All Saints Sunday, November 4, 2012

Dear David,

Today you had your first communion.  Tomorrow you will turn 14 months old.  You’ve been stealing bread from Daddy for awhile, but today you got your own during communion.  (Sometimes, before, you got your own after.)  I know you are young, but here is what I want you to know:

  1.  You can always come to Jesus with a huge smile kicking your legs excitedly.  You come to mommy at communion this way now.
  2. Jesus is a good place to go when you are hungry.  Remember that when you know communion is more then a snack.
  3. Jesus is a great place to have a break or to change what you’re doing.  You love getting out the pew with Daddy and coming up front.
  4. Jesus can fill you up with good and yummy things.  In our current church, we use real bread at communion.
  5. Jesus loves and cares for your whole being, including your body and stomach.

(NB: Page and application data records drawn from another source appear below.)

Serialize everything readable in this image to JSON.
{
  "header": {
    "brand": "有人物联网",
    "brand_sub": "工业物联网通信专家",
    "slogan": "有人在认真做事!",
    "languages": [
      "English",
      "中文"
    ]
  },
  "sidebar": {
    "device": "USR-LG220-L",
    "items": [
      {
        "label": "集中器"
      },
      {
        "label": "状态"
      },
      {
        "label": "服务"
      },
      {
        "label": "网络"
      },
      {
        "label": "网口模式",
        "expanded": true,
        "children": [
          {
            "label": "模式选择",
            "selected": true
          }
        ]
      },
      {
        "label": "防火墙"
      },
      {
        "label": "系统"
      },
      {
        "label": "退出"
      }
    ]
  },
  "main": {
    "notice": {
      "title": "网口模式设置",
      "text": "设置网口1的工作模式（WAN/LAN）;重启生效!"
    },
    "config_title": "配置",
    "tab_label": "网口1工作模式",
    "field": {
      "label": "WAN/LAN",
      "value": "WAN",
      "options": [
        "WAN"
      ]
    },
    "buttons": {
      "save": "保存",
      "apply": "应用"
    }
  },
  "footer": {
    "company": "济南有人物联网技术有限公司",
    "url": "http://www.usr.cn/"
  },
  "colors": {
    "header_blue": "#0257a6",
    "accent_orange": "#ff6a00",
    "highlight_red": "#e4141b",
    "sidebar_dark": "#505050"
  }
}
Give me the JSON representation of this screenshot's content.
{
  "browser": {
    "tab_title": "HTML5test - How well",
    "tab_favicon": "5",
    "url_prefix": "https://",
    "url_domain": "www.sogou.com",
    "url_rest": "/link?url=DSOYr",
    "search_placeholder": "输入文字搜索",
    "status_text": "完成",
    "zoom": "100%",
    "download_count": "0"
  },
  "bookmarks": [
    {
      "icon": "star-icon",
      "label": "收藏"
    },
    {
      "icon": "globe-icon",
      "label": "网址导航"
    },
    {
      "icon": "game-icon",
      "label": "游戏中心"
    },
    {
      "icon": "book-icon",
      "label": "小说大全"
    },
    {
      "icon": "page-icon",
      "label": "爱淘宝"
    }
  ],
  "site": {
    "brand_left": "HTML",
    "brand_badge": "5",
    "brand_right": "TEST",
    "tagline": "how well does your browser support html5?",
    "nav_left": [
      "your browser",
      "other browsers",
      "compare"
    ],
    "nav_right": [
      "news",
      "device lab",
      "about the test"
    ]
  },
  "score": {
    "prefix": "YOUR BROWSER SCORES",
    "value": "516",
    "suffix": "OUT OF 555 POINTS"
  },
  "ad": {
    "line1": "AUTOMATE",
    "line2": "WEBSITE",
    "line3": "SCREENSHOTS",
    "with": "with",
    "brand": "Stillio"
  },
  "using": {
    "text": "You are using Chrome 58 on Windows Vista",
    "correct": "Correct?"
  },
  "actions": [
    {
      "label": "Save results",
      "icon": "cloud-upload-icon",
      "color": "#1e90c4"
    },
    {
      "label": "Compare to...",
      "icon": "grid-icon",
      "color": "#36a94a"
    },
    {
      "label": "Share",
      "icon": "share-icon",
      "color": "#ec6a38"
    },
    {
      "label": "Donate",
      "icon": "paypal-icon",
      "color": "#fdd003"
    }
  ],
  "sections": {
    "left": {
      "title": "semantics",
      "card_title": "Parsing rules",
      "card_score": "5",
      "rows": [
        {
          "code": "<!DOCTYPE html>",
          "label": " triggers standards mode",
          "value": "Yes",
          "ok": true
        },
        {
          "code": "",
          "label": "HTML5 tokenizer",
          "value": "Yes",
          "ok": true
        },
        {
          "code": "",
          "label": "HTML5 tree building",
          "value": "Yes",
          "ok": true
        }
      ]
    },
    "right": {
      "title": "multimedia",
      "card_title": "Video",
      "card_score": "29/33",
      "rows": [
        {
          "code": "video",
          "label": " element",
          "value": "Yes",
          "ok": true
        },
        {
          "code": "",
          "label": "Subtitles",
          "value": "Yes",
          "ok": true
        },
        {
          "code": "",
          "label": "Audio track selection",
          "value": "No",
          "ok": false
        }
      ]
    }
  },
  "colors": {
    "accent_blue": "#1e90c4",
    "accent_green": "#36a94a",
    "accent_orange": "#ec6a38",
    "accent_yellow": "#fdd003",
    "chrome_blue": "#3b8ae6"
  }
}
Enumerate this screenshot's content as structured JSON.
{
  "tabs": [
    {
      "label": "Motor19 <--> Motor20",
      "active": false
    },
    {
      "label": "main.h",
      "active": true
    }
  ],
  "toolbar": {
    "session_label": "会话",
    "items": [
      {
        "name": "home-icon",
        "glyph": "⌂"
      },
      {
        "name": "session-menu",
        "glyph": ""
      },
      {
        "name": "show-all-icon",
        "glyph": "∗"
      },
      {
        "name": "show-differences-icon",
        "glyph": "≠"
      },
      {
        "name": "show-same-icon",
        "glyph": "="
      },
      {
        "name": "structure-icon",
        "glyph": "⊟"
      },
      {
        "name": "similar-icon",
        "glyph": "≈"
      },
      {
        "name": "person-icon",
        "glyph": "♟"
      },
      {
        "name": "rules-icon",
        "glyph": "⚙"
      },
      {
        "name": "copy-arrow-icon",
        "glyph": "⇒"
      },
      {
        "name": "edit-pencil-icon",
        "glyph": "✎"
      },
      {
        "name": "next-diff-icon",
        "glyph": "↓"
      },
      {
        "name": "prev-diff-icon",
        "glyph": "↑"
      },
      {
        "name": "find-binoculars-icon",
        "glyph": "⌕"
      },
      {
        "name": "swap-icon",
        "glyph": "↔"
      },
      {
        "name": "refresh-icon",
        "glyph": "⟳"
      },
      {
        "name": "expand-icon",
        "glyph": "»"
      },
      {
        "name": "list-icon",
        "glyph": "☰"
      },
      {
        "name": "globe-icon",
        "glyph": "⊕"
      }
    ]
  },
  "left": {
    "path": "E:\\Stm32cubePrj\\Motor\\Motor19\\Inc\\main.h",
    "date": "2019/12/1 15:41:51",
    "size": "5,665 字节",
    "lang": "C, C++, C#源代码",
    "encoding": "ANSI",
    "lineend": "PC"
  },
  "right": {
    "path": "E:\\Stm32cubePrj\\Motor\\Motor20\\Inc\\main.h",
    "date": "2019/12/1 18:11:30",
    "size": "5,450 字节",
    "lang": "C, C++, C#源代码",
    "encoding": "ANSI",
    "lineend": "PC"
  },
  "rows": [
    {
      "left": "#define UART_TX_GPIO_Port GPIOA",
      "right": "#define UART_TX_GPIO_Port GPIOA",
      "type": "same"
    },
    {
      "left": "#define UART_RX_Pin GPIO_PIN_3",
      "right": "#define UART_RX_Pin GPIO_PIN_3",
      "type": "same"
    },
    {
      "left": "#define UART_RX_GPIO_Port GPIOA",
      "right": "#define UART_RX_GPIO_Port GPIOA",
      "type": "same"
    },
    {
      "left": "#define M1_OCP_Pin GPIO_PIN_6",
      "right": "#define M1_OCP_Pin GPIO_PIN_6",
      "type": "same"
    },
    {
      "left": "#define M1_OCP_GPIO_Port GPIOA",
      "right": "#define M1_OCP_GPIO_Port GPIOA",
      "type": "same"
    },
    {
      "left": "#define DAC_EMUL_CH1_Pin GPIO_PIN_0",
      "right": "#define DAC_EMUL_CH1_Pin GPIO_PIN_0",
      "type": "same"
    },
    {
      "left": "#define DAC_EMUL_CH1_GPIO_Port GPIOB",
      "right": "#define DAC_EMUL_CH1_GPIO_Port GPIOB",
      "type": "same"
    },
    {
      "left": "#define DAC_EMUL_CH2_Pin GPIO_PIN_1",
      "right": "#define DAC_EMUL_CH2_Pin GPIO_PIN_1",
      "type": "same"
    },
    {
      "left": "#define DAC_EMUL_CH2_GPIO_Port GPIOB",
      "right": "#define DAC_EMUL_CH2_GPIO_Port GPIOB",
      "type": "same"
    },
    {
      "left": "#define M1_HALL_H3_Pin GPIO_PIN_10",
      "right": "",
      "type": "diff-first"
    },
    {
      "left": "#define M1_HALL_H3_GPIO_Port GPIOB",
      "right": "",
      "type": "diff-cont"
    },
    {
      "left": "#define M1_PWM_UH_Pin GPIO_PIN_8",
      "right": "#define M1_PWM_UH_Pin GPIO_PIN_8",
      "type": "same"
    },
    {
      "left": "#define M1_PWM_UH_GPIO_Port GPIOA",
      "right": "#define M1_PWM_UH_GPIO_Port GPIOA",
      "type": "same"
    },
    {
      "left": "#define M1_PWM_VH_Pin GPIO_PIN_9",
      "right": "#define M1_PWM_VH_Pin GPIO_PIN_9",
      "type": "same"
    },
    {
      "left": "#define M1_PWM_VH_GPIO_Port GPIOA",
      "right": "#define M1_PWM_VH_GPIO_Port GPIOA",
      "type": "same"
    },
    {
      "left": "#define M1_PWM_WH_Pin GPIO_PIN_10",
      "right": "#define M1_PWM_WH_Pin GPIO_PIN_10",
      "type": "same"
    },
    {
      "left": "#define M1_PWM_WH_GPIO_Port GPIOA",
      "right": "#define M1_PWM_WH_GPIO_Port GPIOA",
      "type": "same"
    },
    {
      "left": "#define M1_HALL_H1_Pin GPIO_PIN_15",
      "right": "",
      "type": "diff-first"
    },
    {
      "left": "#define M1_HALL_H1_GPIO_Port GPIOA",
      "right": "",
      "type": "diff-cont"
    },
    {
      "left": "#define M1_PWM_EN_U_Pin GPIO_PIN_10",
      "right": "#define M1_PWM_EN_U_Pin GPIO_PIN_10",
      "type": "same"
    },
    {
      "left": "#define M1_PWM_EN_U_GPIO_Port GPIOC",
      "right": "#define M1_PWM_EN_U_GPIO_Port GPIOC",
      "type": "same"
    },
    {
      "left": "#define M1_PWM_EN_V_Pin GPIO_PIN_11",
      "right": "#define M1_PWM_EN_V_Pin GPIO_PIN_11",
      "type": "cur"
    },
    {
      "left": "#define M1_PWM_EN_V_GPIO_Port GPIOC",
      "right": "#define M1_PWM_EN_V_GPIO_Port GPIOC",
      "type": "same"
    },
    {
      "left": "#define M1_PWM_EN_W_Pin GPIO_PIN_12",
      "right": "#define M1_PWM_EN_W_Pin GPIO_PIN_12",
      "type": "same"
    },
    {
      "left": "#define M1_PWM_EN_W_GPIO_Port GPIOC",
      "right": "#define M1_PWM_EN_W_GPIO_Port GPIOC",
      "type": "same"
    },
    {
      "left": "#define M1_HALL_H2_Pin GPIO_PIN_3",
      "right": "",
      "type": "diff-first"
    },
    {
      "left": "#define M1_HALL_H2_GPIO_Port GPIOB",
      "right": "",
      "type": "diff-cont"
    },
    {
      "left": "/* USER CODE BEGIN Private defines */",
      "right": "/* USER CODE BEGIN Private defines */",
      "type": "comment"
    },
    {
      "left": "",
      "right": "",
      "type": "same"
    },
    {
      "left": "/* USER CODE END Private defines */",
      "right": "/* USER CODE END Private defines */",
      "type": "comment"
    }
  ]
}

These are things you can know about Jesus and communion now.  You will know more later, and will always be on a journey of learning more about Jesus and your faith and the amazing promises of forgiveness and new life we have in Jesus.  It is okay that you don’t understand everything now – none of us understand everything.

Mommy’s heart soared today when I gave you the bread and said “Body of Christ, Given for You”.  Your eyes lit up and you were so excited.  I hope you will, most of the time, always be this excited to experience Jesus.

I love you so very much my son, and God loves you even more.  You are a blessed and loved Child of God for always.  Jesus came for everyone, including you.  I love you with all my heart and pray that you will be strengthened though the gifts of Christ’s body and blood now and always.


Pastor Mommy (Daddy has you call me this sometimes.)

P.S.  We decided on All Saints Day in honor of your Grandpa David who is with God now, but is watching and encouraging your faith journey from there.



i  Paraphrase of: The Use of the Means of Grace: A Statement on the Practice of Word and Sacrament, Adopted for guidance and practice by the Fifth Biennial Churchwide Assembly of the Evangelical Lutheran Church in America, August 19, 1997.  Accessed PDF Feburary 18, 2013 from https://www.elca.org/Growing-In-Faith/Worship/Learning-Center/The-Use-of-the-Means-of-Grace.aspx, pp.  39-41